*INSTRUCTIONS TO FOLLOW*
If a line in the records below contains the word "location", copy it out.

BEGIN TASK DATA

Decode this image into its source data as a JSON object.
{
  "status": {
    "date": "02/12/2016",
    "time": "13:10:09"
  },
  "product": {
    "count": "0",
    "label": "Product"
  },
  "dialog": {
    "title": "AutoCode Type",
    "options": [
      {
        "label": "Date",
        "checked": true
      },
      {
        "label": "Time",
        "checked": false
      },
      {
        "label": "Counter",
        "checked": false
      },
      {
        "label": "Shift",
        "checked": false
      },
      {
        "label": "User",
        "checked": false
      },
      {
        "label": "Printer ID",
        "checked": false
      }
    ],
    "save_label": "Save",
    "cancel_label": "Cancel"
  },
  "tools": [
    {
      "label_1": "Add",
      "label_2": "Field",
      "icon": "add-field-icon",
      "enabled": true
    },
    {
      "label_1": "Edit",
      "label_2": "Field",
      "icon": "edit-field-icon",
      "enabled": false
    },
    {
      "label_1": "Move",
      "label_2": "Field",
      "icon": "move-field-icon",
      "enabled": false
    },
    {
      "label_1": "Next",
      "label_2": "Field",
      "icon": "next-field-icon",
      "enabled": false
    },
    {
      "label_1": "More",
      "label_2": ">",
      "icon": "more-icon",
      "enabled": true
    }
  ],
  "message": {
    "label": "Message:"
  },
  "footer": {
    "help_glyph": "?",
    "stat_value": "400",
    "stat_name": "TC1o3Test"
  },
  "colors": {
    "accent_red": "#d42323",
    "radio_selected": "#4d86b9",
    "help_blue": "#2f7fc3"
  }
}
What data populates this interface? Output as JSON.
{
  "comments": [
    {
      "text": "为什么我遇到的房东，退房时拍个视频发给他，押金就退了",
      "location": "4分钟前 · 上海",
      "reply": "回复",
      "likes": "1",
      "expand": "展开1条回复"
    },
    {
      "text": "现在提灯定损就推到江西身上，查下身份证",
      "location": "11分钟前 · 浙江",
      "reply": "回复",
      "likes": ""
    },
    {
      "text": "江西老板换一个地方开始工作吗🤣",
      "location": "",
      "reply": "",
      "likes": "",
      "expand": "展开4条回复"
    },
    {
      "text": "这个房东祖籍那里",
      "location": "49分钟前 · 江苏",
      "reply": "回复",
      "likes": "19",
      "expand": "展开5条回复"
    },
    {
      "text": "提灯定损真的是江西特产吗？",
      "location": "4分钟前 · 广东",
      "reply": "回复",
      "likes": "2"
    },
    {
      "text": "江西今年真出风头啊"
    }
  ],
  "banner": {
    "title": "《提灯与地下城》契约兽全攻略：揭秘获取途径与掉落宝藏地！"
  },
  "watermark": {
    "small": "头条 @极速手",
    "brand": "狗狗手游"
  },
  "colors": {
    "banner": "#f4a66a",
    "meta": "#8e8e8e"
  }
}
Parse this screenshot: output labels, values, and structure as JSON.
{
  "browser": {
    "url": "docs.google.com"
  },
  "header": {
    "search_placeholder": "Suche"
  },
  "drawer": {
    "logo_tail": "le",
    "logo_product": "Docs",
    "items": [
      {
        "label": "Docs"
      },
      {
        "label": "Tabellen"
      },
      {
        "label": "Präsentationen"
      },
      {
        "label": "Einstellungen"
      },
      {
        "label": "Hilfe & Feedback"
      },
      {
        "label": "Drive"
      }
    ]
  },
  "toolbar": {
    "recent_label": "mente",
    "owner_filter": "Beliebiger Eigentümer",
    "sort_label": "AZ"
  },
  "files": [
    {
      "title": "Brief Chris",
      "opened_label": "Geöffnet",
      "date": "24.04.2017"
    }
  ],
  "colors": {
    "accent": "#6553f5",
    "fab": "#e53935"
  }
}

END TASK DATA

*WRITTEN RESPONSE*
      "location": "4分钟前 · 上海",
      "location": "11分钟前 · 浙江",
      "location": "",
      "location": "49分钟前 · 江苏",
      "location": "4分钟前 · 广东",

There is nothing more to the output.